The pools that have been created by Havasu Falls have a bluish green tint that makes this place truly unique for a special kind of Southwest experience. The area is under the jurisdiction of the Havasupai tribe and can only be accessed by permit and a paid fee. Furthermore, day hikes are not allowed.
7. Jerome, Arizona
In terms of fun settings, Jerome is a unique place to visit because it once was a thriving Southwest mining town turned ghost town. As town sits on a mountainside overlooking the desert landscape, the versatility of the town makes it standout.
While many of building in Jerome have been resorted, there are still some that sit in ruin, which make for an unordinary experience that is completely unique as far as ghost towns go and is very popular day trip area.

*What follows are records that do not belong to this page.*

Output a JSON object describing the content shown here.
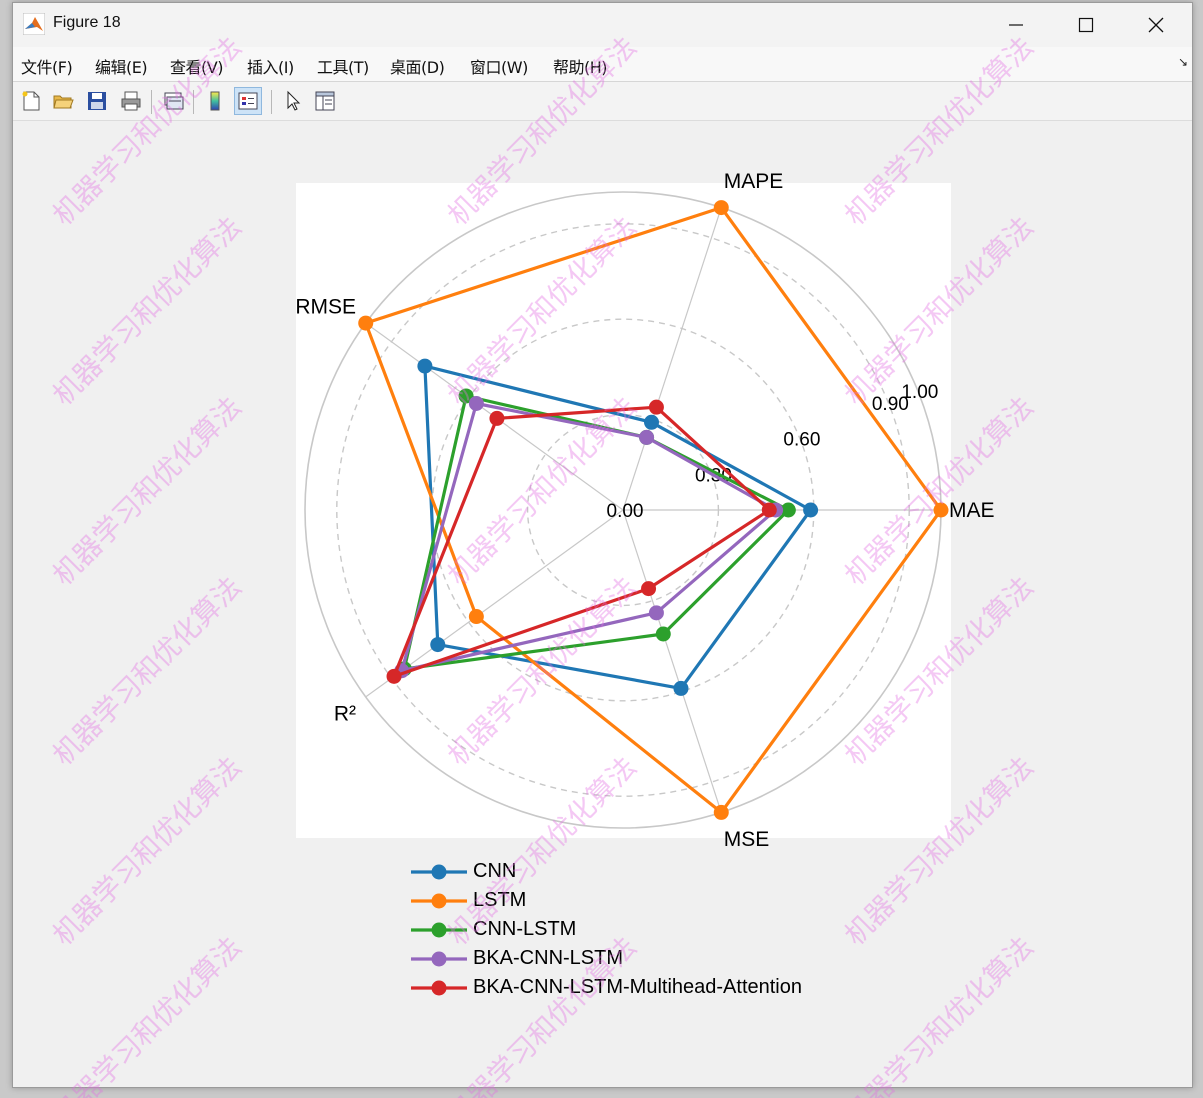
{
  "window": {
    "title": "Figure 18",
    "menu": [
      "文件(F)",
      "编辑(E)",
      "查看(V)",
      "插入(I)",
      "工具(T)",
      "桌面(D)",
      "窗口(W)",
      "帮助(H)"
    ],
    "toolbar_icons": [
      "new-figure-icon",
      "open-file-icon",
      "save-icon",
      "print-icon",
      "link-plot-icon",
      "colorbar-icon",
      "legend-icon",
      "pointer-icon",
      "property-inspector-icon"
    ]
  },
  "watermark_text": "机器学习和优化算法",
  "chart_data": {
    "type": "radar",
    "axes": [
      "MAE",
      "MAPE",
      "RMSE",
      "R²",
      "MSE"
    ],
    "radial_ticks": [
      0.0,
      0.3,
      0.6,
      0.9,
      1.0
    ],
    "radial_tick_labels": [
      "0.00",
      "0.30",
      "0.60",
      "0.90",
      "1.00"
    ],
    "rlim": [
      0,
      1.0
    ],
    "grid": true,
    "legend_position": "below",
    "series": [
      {
        "name": "CNN",
        "color": "#1f77b4",
        "values": [
          0.59,
          0.29,
          0.77,
          0.72,
          0.59
        ]
      },
      {
        "name": "LSTM",
        "color": "#ff7f0e",
        "values": [
          1.0,
          1.0,
          1.0,
          0.57,
          1.0
        ]
      },
      {
        "name": "CNN-LSTM",
        "color": "#2ca02c",
        "values": [
          0.52,
          0.24,
          0.61,
          0.85,
          0.41
        ]
      },
      {
        "name": "BKA-CNN-LSTM",
        "color": "#9467bd",
        "values": [
          0.48,
          0.24,
          0.57,
          0.86,
          0.34
        ]
      },
      {
        "name": "BKA-CNN-LSTM-Multihead-Attention",
        "color": "#d62728",
        "values": [
          0.46,
          0.34,
          0.49,
          0.89,
          0.26
        ]
      }
    ]
  }
}
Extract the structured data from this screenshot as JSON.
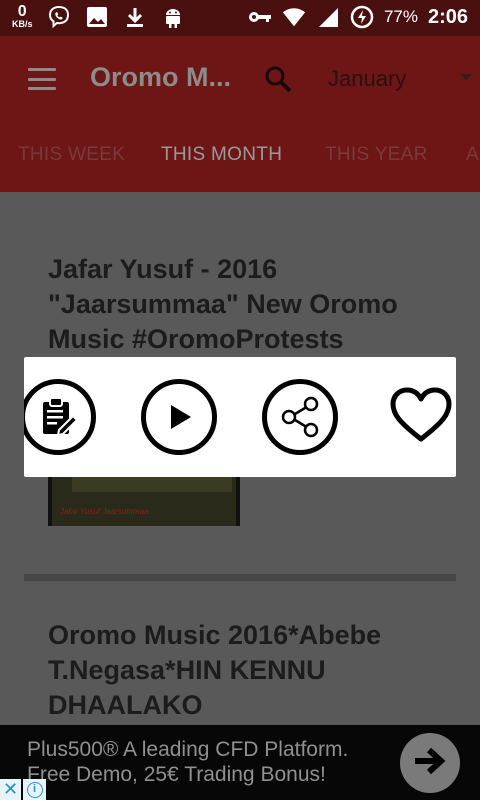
{
  "status_bar": {
    "net_speed": "0",
    "net_unit": "KB/s",
    "battery_percent": "77%",
    "time": "2:06",
    "icons": [
      "viber-icon",
      "gallery-icon",
      "download-icon",
      "android-debug-icon",
      "key-icon",
      "wifi-icon",
      "signal-icon",
      "battery-saver-icon"
    ]
  },
  "app_bar": {
    "title": "Oromo M...",
    "month": "January",
    "tabs": [
      "THIS WEEK",
      "THIS MONTH",
      "THIS YEAR",
      "A"
    ],
    "active_tab": "THIS MONTH"
  },
  "content": {
    "cards": [
      {
        "title": "Jafar Yusuf - 2016 \"Jaarsummaa\" New Oromo Music #OromoProtests",
        "thumb_caption": "Jafar Yusuf Jaarsummaa"
      },
      {
        "title": "Oromo Music 2016*Abebe T.Negasa*HIN KENNU DHAALAKO"
      }
    ]
  },
  "popup": {
    "actions": [
      "notes-icon",
      "play-icon",
      "share-icon",
      "heart-icon"
    ]
  },
  "ad": {
    "line1": "Plus500® A leading CFD Platform.",
    "line2": "Free Demo, 25€ Trading Bonus!",
    "close_glyph": "✕",
    "info_glyph": "i"
  },
  "colors": {
    "status_bar": "#4a1010",
    "app_bar": "#6e1515",
    "content_bg": "#595959",
    "popup_bg": "#ffffff",
    "ad_bg": "#070707"
  }
}
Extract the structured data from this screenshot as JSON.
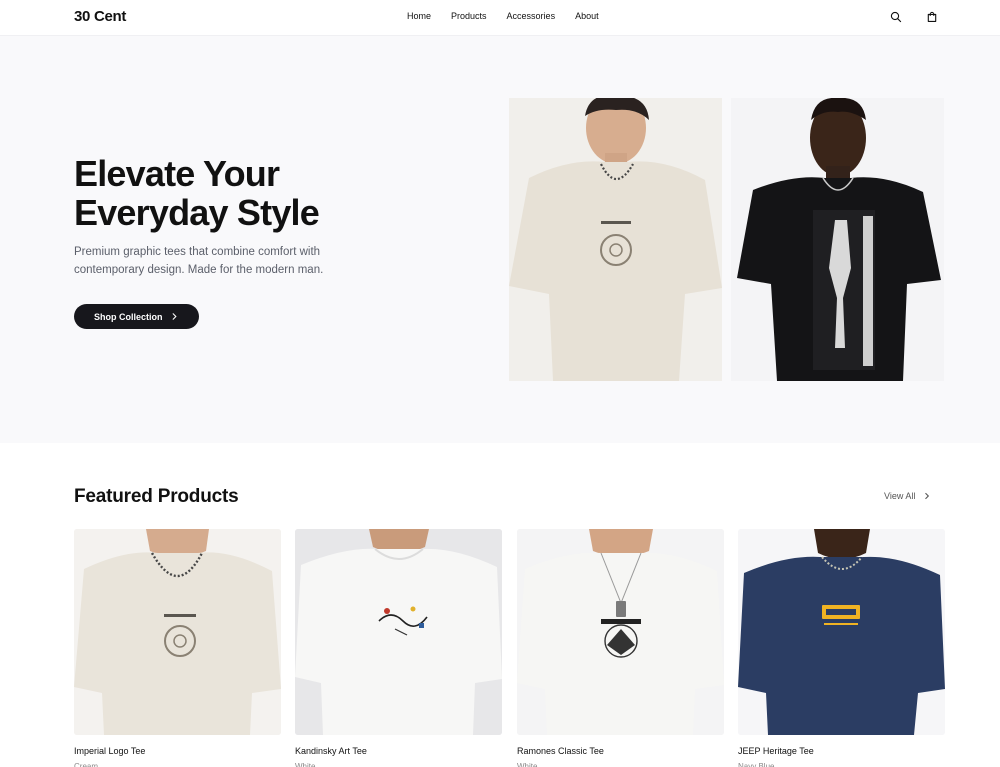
{
  "header": {
    "logo": "30 Cent",
    "nav": [
      "Home",
      "Products",
      "Accessories",
      "About"
    ]
  },
  "hero": {
    "title_line1": "Elevate Your",
    "title_line2": "Everyday Style",
    "subtitle": "Premium graphic tees that combine comfort with contemporary design. Made for the modern man.",
    "button_label": "Shop Collection"
  },
  "featured": {
    "title": "Featured Products",
    "view_all": "View All",
    "products": [
      {
        "name": "Imperial Logo Tee",
        "color": "Cream",
        "print": "imperial-logo",
        "shirt_color": "#e9e4da"
      },
      {
        "name": "Kandinsky Art Tee",
        "color": "White",
        "print": "kandinsky-art",
        "shirt_color": "#f7f7f6"
      },
      {
        "name": "Ramones Classic Tee",
        "color": "White",
        "print": "ramones-seal",
        "shirt_color": "#f6f6f4"
      },
      {
        "name": "JEEP Heritage Tee",
        "color": "Navy Blue",
        "print": "jeep-wordmark",
        "shirt_color": "#2b3d63"
      }
    ]
  },
  "theme": {
    "accent": "#17171c",
    "hero_bg": "#f9f9fb",
    "muted_text": "#5b5f6a"
  },
  "icons": {
    "search": "search-icon",
    "cart": "shopping-bag-icon",
    "chevron": "chevron-right-icon"
  }
}
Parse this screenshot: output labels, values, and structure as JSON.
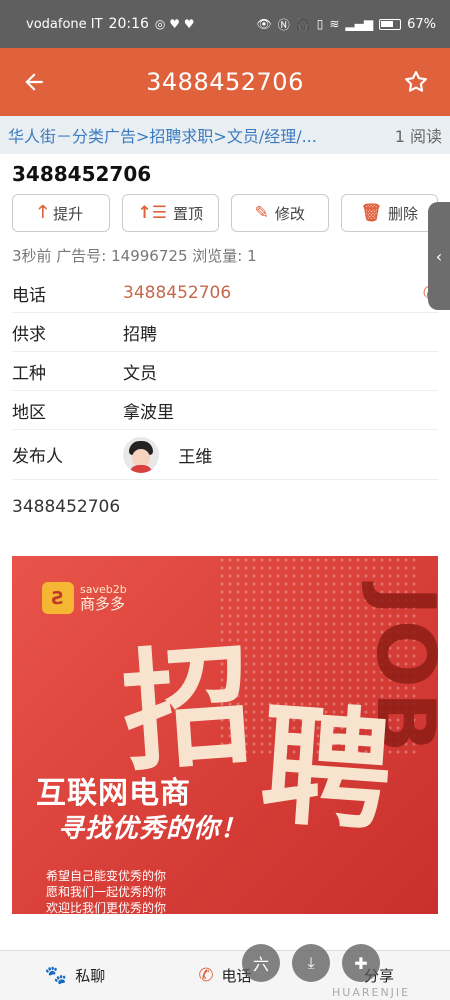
{
  "status_bar": {
    "carrier": "vodafone IT",
    "time": "20:16",
    "battery": "67%"
  },
  "app_bar": {
    "title": "3488452706",
    "back_icon": "arrow-left-icon",
    "star_icon": "star-outline-icon"
  },
  "breadcrumb": {
    "path": "华人街－分类广告>招聘求职>文员/经理/...",
    "reads": "1 阅读"
  },
  "post": {
    "title": "3488452706",
    "meta": "3秒前   广告号: 14996725   浏览量: 1",
    "description": "3488452706"
  },
  "actions": [
    {
      "label": "提升",
      "icon": "arrow-up-icon"
    },
    {
      "label": "置顶",
      "icon": "pin-top-icon"
    },
    {
      "label": "修改",
      "icon": "pencil-icon"
    },
    {
      "label": "删除",
      "icon": "trash-icon"
    }
  ],
  "info": {
    "phone_label": "电话",
    "phone_value": "3488452706",
    "type_label": "供求",
    "type_value": "招聘",
    "job_label": "工种",
    "job_value": "文员",
    "area_label": "地区",
    "area_value": "拿波里",
    "poster_label": "发布人",
    "poster_value": "王维"
  },
  "banner": {
    "logo_en": "saveb2b",
    "logo_cn": "商多多",
    "char1": "招",
    "char2": "聘",
    "job_word": "JOB",
    "headline": "互联网电商",
    "subline": "寻找优秀的你！",
    "small_lines": [
      "希望自己能变优秀的你",
      "愿和我们一起优秀的你",
      "欢迎比我们更优秀的你"
    ]
  },
  "bottom_bar": {
    "chat_label": "私聊",
    "call_label": "电话",
    "share_label": "分享"
  },
  "watermark": "HUARENJIE",
  "colors": {
    "accent": "#e0623d",
    "breadcrumb_bg": "#e9eef3",
    "link": "#3b7bbf"
  }
}
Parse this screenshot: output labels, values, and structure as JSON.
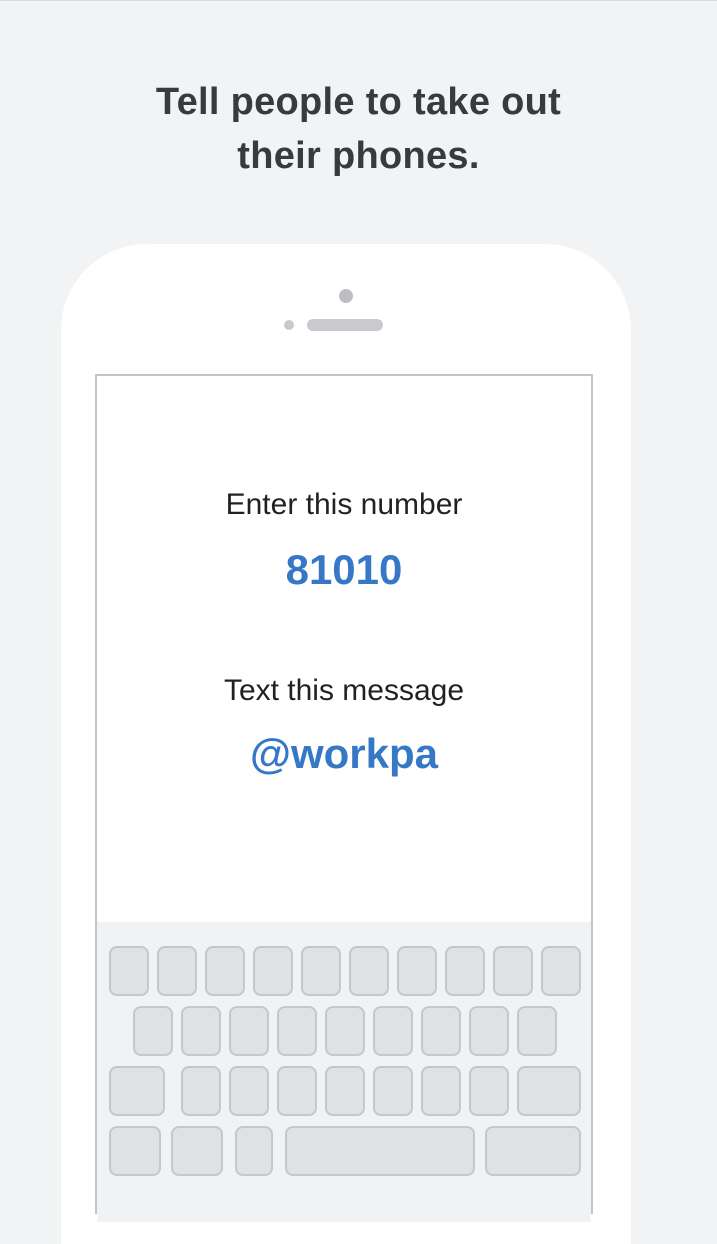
{
  "headline": {
    "line1": "Tell people to take out",
    "line2": "their phones."
  },
  "phone_screen": {
    "number_label": "Enter this number",
    "number_value": "81010",
    "message_label": "Text this message",
    "message_value": "@workpa"
  },
  "colors": {
    "background": "#f2f3f5",
    "headline_text": "#373a3f",
    "accent_blue": "#3678c5",
    "key_fill": "#e0e1e3",
    "key_border": "#c6c7ca"
  }
}
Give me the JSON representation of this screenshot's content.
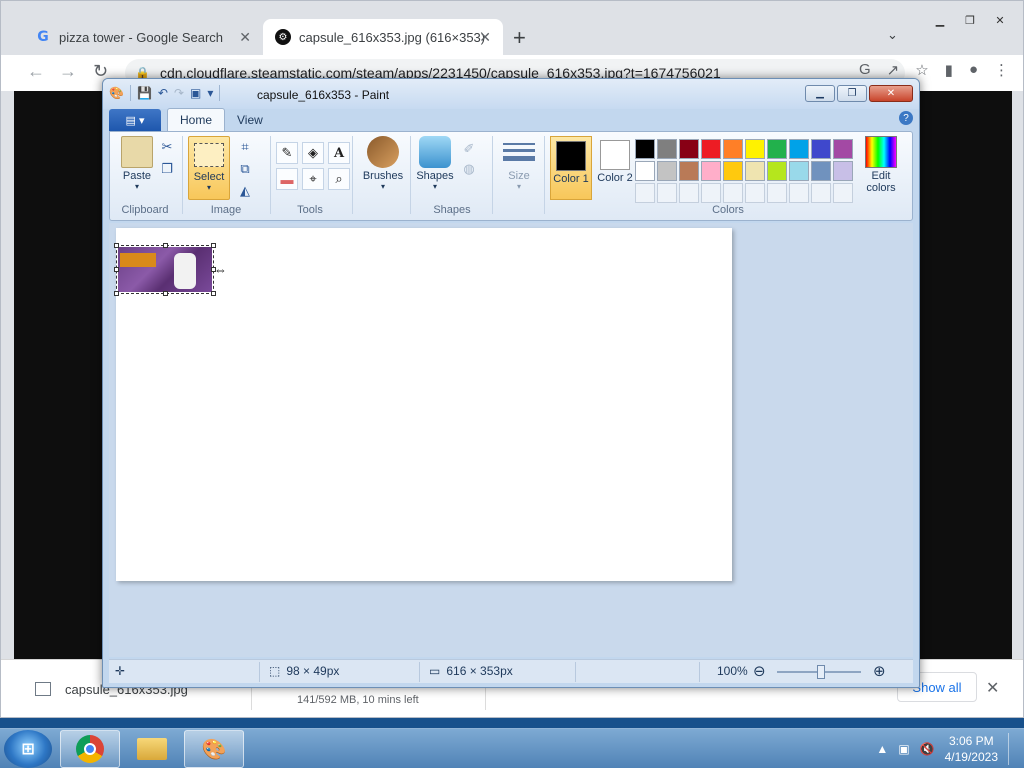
{
  "browser": {
    "tabs": [
      {
        "title": "pizza tower - Google Search",
        "icon": "google-icon",
        "active": false
      },
      {
        "title": "capsule_616x353.jpg (616×353)",
        "icon": "steam-icon",
        "active": true
      }
    ],
    "url": "cdn.cloudflare.steamstatic.com/steam/apps/2231450/capsule_616x353.jpg?t=1674756021",
    "downloads": {
      "file_name": "capsule_616x353.jpg",
      "progress_text": "141/592 MB, 10 mins left",
      "show_all_label": "Show all"
    }
  },
  "paint": {
    "title": "capsule_616x353 - Paint",
    "tabs": [
      "Home",
      "View"
    ],
    "groups": {
      "clipboard": {
        "label": "Clipboard",
        "paste_label": "Paste"
      },
      "image": {
        "label": "Image",
        "select_label": "Select"
      },
      "tools": {
        "label": "Tools"
      },
      "brushes": {
        "label": "Brushes"
      },
      "shapes": {
        "label": "Shapes",
        "shapes_label": "Shapes"
      },
      "size": {
        "label": "Size"
      },
      "colors": {
        "label": "Colors",
        "color1_label": "Color 1",
        "color2_label": "Color 2",
        "edit_label": "Edit colors",
        "color1": "#000000",
        "color2": "#ffffff",
        "palette_row1": [
          "#000000",
          "#7f7f7f",
          "#880015",
          "#ed1c24",
          "#ff7f27",
          "#fff200",
          "#22b14c",
          "#00a2e8",
          "#3f48cc",
          "#a349a4"
        ],
        "palette_row2": [
          "#ffffff",
          "#c3c3c3",
          "#b97a57",
          "#ffaec9",
          "#ffc90e",
          "#efe4b0",
          "#b5e61d",
          "#99d9ea",
          "#7092be",
          "#c8bfe7"
        ]
      }
    },
    "status": {
      "selection_size": "98 × 49px",
      "image_size": "616 × 353px",
      "zoom": "100%"
    }
  },
  "taskbar": {
    "time": "3:06 PM",
    "date": "4/19/2023",
    "apps": [
      "chrome-icon",
      "explorer-icon",
      "paint-icon"
    ]
  }
}
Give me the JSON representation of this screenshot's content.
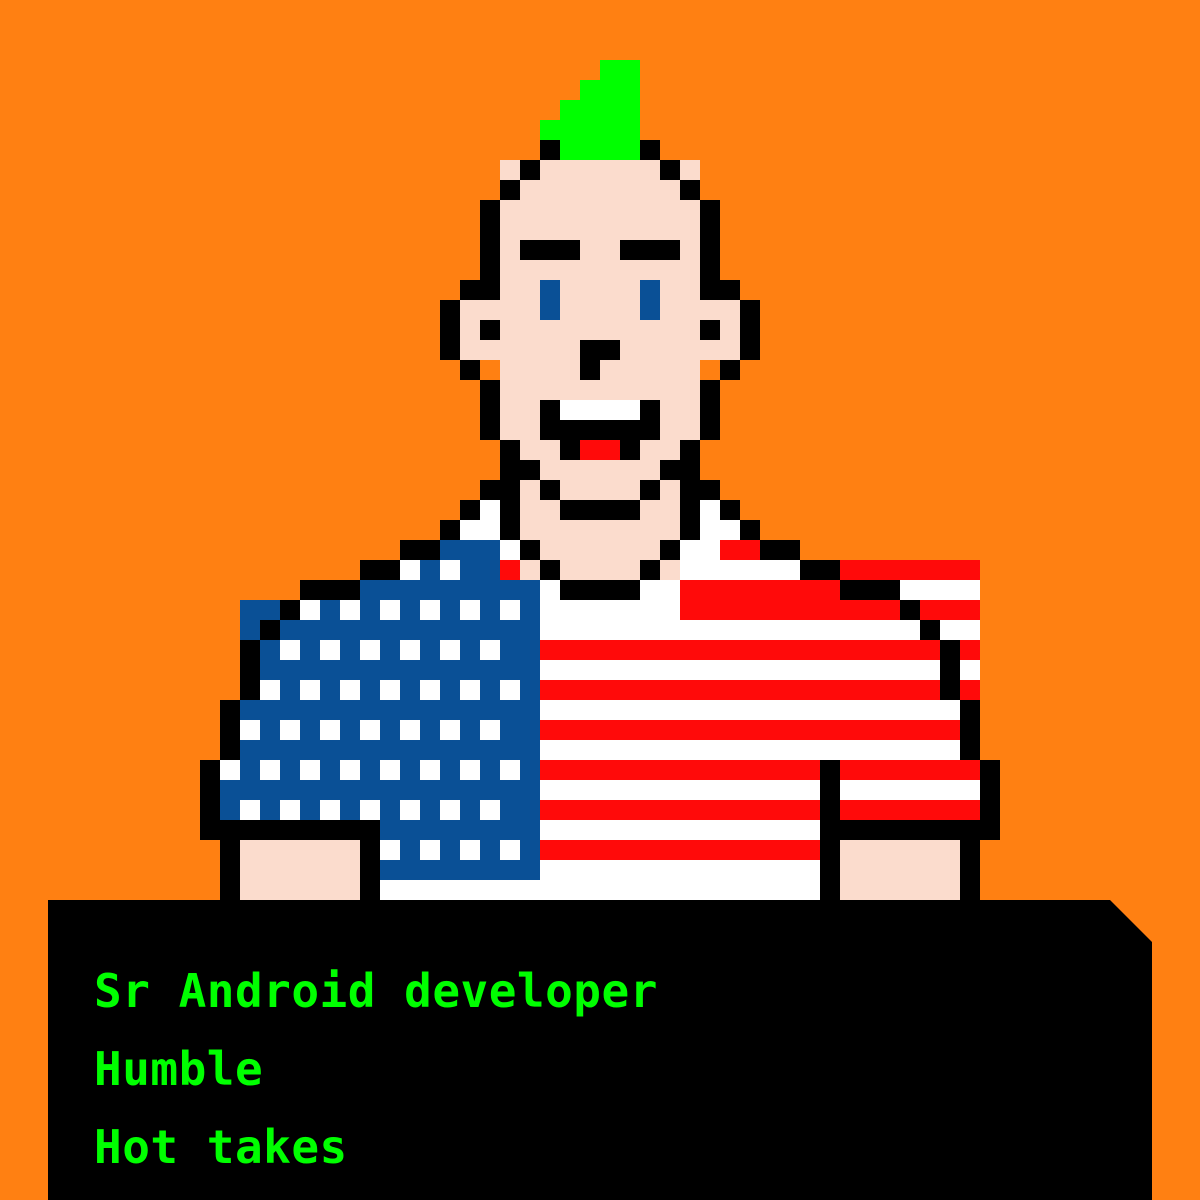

8. The Painted Desert
An indelible encounter for adventure seeking individuals, the Painted Desert is perhaps one of most distinguishable parts of Arizona. The Painted Desert stretched across 93,500 acres as it extends from the edges of the Grand Canyon to the Petrified Forest.
The colors of the region are quite unique as it is filled with reds, oranges, pinks, and grays. The most accessible part of the Painted desert is located in the Petrified Forest National Park, which gives visitors a chance for a truly intimate experience.
9. Organ Pipe Cactus National Monument
As one of the International Biosphere Reserve, visitors are treated thriving and unique living desert. As the desert preserve is home to over 30 species of cactus, the Organ Pipe National Monument is a must visit place located in Southern Arizona.
The Organ Pipe National Monument showcases a balance of how life can thrive in the desert with unique biodiversity in its collection of plant and animal life in Sonoran Desert. The National Monument offers many amazing hiking opportunities and scenic roads for driving.
10. Tumacacori National Historical Park
Not nearly as popular as other destinations located in Arizona, Tumacacori National Historic Park contains ruins from two of the oldest Spanish Colonial Missions in the Southwest.
The Missions of San Cayetano de Tumacácori and Los Santos Ángeles de Guevavi where established in 1691 but were abandoned due to conflicts with the Apache Tribes and worsening living conditions. The interlinking between Spanish Colonialism and the Southwest is undeniable and its historical significance can illustrate by a visit to the Tumacácori